Exercise
Across the entries below, how many lines contain the word "title"? Give the number alone.

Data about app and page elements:

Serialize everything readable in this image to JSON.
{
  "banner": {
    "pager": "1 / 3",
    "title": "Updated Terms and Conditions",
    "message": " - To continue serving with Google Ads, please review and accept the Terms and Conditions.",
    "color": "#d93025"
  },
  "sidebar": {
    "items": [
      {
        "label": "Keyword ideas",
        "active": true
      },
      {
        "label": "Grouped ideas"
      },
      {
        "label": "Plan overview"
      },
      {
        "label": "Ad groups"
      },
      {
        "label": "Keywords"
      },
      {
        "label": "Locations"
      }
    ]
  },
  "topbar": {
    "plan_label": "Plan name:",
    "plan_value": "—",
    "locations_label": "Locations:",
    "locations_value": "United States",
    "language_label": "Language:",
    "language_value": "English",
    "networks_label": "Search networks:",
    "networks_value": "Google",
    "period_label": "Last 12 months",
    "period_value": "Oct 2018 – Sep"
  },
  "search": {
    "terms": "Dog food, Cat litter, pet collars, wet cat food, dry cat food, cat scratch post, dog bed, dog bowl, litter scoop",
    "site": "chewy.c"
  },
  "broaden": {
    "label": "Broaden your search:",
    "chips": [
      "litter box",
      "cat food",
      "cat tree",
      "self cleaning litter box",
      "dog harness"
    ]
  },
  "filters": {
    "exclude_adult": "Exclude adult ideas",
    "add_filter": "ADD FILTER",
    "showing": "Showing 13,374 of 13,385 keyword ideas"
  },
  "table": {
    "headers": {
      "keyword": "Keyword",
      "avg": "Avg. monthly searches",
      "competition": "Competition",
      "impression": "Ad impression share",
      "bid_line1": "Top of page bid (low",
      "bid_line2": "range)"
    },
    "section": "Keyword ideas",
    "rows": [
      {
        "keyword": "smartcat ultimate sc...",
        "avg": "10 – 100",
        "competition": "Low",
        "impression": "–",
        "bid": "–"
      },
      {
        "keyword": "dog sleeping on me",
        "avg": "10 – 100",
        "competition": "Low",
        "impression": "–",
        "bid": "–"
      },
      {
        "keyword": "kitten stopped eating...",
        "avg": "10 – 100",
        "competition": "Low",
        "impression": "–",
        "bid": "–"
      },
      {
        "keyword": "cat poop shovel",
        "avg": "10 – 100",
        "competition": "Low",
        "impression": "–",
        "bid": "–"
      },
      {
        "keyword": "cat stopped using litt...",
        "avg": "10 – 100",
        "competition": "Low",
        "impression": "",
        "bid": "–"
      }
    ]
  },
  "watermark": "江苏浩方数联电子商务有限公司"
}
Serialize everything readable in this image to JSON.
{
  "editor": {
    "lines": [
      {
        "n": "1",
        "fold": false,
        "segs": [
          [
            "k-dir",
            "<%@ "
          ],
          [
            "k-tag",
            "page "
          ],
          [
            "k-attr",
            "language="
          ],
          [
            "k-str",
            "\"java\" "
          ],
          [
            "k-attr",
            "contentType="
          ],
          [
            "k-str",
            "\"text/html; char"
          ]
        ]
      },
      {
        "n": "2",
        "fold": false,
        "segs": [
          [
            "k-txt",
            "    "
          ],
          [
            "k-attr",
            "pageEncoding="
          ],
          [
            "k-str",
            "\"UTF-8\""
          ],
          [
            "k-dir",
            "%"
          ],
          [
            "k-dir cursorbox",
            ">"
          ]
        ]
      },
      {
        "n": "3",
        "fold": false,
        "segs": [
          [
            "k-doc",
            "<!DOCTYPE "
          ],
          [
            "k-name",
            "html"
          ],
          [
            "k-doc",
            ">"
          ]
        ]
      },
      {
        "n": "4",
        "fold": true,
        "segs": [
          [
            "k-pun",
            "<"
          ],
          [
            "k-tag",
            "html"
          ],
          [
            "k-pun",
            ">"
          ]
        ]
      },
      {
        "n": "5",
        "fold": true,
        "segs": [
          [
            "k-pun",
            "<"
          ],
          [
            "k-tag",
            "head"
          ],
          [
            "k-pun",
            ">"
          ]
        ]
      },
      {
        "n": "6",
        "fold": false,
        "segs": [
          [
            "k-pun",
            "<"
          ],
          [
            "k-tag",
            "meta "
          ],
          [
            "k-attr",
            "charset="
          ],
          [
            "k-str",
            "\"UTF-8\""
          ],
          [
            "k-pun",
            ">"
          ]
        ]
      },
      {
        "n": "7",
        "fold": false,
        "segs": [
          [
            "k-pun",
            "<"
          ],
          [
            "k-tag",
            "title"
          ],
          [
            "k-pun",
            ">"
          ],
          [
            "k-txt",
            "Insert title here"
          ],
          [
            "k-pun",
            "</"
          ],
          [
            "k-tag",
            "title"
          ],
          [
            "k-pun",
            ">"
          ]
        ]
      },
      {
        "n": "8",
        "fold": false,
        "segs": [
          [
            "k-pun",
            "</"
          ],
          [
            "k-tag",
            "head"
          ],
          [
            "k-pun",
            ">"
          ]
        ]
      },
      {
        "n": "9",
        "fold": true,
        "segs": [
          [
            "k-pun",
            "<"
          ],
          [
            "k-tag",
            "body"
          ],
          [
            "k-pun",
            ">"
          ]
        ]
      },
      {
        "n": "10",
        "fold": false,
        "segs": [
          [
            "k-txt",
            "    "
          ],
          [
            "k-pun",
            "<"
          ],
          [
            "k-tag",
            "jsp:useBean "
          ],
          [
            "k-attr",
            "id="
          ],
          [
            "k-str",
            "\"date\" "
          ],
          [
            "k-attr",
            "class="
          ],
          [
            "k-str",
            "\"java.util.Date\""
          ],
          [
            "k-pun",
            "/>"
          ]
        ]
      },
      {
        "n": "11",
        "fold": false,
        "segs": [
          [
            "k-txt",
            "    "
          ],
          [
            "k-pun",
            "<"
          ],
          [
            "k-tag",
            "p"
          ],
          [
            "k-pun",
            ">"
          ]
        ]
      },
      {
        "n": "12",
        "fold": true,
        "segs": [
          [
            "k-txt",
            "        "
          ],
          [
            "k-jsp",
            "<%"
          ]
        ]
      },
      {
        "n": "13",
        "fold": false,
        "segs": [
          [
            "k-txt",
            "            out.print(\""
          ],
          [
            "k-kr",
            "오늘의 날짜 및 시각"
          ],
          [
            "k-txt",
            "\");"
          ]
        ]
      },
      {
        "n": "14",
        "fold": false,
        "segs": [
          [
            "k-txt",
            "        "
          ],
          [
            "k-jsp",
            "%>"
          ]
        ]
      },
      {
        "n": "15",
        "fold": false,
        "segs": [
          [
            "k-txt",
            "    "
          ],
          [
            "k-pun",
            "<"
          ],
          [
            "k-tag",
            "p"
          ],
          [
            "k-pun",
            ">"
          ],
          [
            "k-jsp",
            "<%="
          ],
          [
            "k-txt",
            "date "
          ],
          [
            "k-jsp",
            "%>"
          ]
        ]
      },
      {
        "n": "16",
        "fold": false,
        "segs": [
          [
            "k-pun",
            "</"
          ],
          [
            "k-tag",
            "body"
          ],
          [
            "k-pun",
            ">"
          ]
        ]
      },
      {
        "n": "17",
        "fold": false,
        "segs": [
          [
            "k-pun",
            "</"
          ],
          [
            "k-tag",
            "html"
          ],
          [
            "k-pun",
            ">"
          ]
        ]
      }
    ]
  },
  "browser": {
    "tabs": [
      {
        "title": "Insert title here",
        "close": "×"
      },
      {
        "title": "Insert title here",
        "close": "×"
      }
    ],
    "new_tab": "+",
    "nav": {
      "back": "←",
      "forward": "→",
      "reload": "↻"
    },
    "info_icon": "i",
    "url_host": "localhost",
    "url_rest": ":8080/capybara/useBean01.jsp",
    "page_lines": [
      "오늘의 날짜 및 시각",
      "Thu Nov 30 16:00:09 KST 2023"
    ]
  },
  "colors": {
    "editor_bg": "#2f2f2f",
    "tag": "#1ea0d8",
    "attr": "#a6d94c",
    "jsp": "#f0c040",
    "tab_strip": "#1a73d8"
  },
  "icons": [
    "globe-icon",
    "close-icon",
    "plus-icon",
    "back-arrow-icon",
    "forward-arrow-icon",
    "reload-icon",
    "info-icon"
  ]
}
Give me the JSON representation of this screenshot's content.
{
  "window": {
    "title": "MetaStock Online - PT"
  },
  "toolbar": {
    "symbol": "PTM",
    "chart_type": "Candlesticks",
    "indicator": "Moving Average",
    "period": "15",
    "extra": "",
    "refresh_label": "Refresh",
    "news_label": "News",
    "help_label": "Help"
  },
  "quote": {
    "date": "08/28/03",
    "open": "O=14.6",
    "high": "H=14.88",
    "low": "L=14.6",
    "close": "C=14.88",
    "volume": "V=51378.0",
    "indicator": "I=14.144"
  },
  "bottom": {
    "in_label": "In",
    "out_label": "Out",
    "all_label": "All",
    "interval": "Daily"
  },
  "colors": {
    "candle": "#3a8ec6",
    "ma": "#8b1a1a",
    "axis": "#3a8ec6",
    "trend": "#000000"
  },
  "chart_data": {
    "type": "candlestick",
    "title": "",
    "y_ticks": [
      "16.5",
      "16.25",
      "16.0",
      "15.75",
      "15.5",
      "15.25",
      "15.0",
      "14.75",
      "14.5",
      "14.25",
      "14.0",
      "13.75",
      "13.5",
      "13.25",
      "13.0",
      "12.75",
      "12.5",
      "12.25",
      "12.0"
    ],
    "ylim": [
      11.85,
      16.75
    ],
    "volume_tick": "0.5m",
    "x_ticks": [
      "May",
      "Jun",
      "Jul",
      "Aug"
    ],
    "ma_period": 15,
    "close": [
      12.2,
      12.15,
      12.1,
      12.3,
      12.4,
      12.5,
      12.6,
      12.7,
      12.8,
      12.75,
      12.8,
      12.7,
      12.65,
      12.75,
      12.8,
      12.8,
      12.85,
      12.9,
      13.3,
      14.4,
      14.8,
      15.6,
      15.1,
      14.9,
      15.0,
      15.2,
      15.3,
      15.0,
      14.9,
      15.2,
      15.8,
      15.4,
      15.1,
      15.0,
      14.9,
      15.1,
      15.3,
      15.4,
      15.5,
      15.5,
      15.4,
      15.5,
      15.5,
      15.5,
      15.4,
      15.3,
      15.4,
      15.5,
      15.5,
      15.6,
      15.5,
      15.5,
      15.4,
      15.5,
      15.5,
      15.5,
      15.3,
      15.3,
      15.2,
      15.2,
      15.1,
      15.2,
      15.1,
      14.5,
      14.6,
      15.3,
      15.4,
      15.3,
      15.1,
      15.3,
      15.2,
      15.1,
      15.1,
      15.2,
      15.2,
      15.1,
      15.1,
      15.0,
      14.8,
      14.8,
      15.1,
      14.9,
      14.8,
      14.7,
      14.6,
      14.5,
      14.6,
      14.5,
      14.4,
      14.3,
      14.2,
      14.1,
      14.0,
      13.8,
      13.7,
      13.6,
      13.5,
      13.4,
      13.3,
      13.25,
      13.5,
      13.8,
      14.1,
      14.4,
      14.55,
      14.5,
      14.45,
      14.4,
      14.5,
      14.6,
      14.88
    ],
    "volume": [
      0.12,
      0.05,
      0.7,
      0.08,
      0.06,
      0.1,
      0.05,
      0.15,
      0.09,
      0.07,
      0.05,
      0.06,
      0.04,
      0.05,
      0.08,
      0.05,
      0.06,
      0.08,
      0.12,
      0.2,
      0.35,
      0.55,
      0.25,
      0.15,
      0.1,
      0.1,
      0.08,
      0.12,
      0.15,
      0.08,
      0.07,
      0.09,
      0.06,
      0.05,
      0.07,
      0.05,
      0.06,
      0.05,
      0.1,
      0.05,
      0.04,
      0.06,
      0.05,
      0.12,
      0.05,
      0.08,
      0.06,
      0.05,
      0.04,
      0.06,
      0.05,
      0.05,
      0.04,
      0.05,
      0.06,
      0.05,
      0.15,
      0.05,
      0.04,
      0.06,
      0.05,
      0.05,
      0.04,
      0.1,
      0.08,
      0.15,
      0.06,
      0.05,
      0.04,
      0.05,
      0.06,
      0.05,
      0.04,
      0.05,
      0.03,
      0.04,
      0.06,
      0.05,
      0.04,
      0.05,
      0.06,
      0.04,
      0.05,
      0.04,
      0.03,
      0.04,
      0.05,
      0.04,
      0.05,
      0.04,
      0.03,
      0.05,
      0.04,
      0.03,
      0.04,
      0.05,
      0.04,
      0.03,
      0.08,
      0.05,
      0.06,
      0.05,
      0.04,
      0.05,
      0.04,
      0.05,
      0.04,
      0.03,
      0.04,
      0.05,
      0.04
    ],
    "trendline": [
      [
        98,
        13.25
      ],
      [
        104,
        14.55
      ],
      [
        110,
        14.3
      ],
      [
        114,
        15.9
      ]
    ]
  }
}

Response
8